You are here

Deutsche Bank considering cuts to US cash equities business

Move will lower costs and pull the German bank out of a market where it has lost competitiveness

BT_20180425_CFDEUTSCHE_3410148.jpg
Mr Cryan (left) and Mr Sewing at Deutsche Bank's annual news conference in February. Mr Sewing, who took over from Mr Cryan as CEO earlier this month, will have to look for new ways to generate income.

Frankfurt

DEUTSCHE Bank AG is considering extensive cuts to its cash equities business in the U.S. as part of a wider restructuring of its investment bank, according to people familiar with the matter.

Such a step would lower costs and pull the German bank out of a market where it has lost competitiveness, but it would also leave new chief executive officer Christian Sewing to look for new ways to generate income.

A decision could come as early as this week and may be communicated as part of a larger package of changes to the German lender's securities unit, said the people, asking not to be identified because the details are confidential. No final decision has been made and the supervisory board will discuss the issue on Wednesday ahead of the scheduled publication of the financial results for the first quarter the following day, according to the people.

sentifi.com

Market voices on:

A spokeswoman for Frankfurt-based Deutsche Bank declined to comment.

Cash equities, or the trading of regular stocks, has traditionally been a core business of investment banks, but regulation and technology have made it less profitable in recent years.

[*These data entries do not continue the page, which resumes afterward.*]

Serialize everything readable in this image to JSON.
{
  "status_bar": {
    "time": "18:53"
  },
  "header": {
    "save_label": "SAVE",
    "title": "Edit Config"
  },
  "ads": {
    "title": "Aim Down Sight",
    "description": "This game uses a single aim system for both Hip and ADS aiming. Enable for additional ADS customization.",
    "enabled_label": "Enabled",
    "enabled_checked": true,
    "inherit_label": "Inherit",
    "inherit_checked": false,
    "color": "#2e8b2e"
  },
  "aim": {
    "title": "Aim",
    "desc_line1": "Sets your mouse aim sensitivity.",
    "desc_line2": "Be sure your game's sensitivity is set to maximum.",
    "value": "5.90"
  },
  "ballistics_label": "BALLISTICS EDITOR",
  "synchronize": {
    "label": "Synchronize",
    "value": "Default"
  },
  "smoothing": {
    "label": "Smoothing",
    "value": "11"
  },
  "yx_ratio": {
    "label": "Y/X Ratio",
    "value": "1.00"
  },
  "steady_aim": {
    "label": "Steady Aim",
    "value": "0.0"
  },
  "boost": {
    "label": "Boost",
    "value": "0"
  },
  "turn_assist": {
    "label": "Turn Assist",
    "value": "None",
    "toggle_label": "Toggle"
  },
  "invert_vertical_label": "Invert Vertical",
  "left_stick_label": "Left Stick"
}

A retreat from that business in the US, where Deutsche Bank has struggled to compete with the large Wall Street firms, would mark a strategic shift under Mr Sewing, who took over from John Cryan earlier this month.

"The retrenchment, if it happens, will be a double-edged sword," said Markus Riesselmann, an analyst with Independent Research, who has a sell recommendation on the stock. "It's probably too late for Deutsche Bank to regain its competitiveness in US cash equities and other areas of the investment bank. But the decision does raise the question whether Sewing will be able to achieve revenue growth."

Deutsche Bank ranked between seventh and ninth among investment banks in revenue from the cash equities business, according to data compiled by Coalition Development Ltd. Global revenue from that business across 12 of the largest firms dropped to a total of US$9.2 billion in 2017, the lowest since at least 2006, the data show.

In a first memo to staff, Mr Sewing had taken a tough line on the bank's stubbornly-high costs and said the bank will pull back from areas where it's "not sufficiently profitable". The bank said in its annual report that cash equities revenue was little changed from 2016 as volume remained "challenged" last year, without providing figures.

"They're pretty significant on the institutional side," said Larry Tabb, founder of market research firm Tabb Group LLC. Still, intense competition among brokers means the bank's clients will have plenty of other options, he said.

Mr Sewing and Garth Ritchie, the head of the investment bank who built his career in cash equities, are currently reviewing all operations of the division, particularly the US operations, according to people familiar with the matter. The review, internally dubbed "Project Colombo", examines each unit according to three or four criteria: how profitable it is, whether its products are critical for clients, how much regulatory capital it ties up, and how much investment it would need to be competitive in future.

Deutsche Bank's global equities unit has been particularly weak in recent years. Revenue has fallen for 10 straight quarters, and the bank recently hired a former Goldman Sachs executive, Peter Selman, to restore growth. The unit's US arm cost five dollars for every four dollars of revenue it brought in last year, according to a report from JPMorgan Chase & Co analysts led by Kian Abouhossein.

The cash equities business has suffered from a transition to automated trading and passive investing, both of which have cut the need for human input into day-to-day equities trading.

What business remains has structurally "moved away from banks", Mr Cryan said on his last quarterly earnings call with analysts in February. Mr Cryan had said at the time that the bank should take that into consideration when making decisions on where to cut and where to invest. BLOOMBERG